_Instructions to follow_
Please state the number of lines in the records below that contain the string "dropdown", and nothing further.

_Source records_
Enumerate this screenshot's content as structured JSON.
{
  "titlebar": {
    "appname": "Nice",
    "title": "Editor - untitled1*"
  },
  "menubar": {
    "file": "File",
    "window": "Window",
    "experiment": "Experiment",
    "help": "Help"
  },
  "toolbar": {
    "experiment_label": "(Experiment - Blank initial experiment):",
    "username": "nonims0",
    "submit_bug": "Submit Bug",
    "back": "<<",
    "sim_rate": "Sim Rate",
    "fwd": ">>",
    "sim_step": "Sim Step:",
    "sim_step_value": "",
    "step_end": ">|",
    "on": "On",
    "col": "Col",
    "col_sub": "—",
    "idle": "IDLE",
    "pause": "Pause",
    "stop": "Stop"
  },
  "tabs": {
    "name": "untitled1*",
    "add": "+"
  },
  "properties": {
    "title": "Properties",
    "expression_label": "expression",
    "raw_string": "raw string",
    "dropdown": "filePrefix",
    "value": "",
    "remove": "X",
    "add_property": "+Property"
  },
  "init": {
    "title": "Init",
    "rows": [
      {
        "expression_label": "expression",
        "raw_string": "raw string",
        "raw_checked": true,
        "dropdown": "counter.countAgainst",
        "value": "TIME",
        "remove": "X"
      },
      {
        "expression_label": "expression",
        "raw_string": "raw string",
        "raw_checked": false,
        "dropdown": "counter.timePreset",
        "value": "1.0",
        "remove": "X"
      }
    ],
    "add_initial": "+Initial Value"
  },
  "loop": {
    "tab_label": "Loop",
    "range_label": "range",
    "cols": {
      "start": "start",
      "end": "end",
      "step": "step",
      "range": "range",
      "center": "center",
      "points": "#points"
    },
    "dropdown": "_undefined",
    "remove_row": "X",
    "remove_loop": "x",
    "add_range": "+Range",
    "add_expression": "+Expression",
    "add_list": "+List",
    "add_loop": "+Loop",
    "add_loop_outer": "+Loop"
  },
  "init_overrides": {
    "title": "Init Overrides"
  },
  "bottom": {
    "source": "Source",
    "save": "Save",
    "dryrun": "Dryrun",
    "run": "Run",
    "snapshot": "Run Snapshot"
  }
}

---

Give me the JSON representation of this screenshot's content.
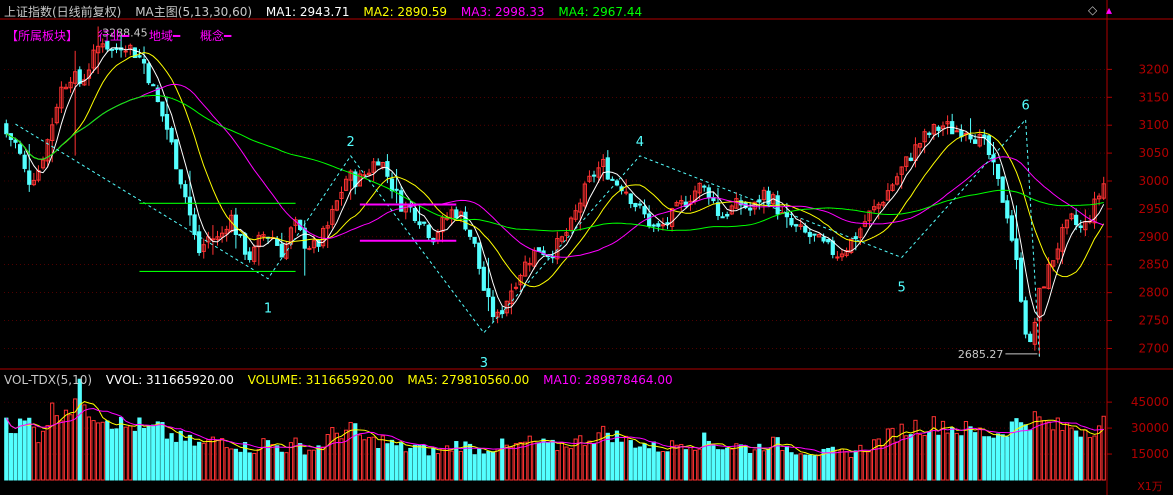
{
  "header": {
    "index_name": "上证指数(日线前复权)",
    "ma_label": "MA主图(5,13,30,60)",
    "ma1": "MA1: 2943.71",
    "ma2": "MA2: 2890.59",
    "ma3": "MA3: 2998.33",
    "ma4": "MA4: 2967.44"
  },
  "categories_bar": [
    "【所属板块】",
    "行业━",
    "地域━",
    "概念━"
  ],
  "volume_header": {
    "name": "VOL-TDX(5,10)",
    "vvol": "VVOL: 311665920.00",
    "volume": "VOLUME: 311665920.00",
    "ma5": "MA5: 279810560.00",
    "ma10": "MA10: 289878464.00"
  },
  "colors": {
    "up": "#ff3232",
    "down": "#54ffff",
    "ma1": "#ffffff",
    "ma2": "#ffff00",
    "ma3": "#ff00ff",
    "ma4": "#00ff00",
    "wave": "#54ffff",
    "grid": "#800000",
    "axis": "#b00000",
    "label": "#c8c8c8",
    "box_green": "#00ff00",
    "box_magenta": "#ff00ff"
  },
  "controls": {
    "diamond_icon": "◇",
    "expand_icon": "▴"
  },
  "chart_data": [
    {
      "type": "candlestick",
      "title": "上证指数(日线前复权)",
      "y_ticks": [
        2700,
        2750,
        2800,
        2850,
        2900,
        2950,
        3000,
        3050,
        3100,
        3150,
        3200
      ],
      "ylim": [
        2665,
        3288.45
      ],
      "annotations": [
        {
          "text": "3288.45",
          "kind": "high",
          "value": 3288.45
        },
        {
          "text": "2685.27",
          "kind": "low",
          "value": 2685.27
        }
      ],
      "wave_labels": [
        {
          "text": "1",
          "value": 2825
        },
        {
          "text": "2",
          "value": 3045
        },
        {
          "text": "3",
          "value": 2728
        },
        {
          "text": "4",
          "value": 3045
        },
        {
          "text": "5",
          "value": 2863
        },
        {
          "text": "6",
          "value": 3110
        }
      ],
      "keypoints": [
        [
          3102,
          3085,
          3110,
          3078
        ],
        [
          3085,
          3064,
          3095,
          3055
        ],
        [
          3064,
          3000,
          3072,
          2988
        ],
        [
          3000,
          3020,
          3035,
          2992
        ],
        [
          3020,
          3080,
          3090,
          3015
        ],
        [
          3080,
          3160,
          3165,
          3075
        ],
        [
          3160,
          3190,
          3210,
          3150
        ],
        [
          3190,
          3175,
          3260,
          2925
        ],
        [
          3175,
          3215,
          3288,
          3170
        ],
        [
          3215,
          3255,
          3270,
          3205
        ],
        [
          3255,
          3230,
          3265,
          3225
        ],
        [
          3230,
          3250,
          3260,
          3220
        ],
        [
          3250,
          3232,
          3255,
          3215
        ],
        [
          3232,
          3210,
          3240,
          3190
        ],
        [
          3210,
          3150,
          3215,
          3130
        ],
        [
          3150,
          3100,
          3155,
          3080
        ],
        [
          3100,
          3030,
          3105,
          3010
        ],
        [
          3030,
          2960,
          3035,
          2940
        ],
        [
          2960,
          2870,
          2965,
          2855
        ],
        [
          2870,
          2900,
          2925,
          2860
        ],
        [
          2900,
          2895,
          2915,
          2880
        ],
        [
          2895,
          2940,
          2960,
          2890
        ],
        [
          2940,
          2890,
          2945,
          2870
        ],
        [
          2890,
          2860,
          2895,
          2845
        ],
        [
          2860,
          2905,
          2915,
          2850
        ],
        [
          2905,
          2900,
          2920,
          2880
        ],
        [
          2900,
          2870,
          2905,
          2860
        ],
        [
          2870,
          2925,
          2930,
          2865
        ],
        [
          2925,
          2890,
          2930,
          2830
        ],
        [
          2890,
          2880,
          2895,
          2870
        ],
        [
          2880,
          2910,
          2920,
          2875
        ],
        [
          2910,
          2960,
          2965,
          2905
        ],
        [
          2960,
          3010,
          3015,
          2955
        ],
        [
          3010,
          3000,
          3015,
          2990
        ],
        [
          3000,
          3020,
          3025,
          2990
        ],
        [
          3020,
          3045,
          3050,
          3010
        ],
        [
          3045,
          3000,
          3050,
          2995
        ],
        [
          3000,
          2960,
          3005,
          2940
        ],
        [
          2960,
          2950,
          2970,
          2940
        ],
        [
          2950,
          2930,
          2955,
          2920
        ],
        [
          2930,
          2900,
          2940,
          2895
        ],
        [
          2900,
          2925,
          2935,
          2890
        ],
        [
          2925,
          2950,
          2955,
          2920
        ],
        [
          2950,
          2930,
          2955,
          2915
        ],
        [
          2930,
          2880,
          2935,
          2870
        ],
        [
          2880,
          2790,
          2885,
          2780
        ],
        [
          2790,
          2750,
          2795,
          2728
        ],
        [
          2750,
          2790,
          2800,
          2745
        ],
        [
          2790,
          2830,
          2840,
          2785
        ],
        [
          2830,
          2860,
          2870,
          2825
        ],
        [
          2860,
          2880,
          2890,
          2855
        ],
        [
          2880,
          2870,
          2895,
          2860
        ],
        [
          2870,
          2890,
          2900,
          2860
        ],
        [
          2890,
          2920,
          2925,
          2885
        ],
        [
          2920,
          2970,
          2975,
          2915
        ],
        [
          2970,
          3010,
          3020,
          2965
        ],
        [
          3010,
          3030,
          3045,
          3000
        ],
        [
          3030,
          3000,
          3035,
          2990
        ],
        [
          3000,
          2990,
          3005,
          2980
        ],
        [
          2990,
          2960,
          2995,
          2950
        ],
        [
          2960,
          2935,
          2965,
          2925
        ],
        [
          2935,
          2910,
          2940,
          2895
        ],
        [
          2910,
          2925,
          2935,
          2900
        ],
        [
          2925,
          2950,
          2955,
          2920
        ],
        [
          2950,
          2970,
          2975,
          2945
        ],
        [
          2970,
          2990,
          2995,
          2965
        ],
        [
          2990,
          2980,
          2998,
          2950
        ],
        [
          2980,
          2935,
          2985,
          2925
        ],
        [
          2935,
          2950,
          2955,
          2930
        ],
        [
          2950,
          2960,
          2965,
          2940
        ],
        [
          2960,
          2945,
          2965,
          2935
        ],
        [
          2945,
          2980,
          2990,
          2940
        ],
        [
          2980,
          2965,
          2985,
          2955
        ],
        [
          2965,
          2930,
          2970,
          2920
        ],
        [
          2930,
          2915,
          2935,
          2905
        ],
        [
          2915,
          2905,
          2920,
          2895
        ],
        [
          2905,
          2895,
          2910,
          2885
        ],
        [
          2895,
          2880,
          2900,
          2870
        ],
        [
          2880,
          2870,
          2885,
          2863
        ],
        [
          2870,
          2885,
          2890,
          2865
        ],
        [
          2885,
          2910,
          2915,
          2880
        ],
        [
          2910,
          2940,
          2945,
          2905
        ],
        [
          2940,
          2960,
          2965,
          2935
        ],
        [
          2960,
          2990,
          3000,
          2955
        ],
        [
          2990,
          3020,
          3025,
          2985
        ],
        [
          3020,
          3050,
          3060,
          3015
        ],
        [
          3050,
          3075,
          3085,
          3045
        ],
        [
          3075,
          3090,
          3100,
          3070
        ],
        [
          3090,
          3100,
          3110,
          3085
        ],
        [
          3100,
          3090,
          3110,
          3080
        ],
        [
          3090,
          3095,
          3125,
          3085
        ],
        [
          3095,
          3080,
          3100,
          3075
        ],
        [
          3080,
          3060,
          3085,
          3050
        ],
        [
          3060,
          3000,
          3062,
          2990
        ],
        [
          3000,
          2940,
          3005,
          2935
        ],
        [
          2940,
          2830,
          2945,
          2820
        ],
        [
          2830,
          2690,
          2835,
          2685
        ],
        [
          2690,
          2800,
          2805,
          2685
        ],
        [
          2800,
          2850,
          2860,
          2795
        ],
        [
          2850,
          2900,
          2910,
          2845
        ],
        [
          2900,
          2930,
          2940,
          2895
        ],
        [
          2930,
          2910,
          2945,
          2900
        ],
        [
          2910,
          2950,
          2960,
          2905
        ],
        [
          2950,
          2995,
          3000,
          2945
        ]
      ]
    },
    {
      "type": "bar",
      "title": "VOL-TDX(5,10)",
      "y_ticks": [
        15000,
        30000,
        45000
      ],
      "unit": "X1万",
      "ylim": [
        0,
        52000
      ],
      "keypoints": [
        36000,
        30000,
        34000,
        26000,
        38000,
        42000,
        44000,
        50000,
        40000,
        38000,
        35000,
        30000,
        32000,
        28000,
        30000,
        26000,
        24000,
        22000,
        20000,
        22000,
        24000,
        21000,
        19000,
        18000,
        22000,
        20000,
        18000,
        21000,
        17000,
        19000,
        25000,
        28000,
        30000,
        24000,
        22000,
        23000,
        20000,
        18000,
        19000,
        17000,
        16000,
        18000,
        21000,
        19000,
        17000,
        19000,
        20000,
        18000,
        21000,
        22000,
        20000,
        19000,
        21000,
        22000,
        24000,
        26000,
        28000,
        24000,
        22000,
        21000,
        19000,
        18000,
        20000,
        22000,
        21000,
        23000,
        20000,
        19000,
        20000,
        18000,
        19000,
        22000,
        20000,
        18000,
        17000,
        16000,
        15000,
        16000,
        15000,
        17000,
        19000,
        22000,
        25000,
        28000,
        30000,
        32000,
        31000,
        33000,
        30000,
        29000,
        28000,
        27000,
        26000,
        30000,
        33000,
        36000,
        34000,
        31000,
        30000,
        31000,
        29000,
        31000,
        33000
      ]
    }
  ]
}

_Task output_
4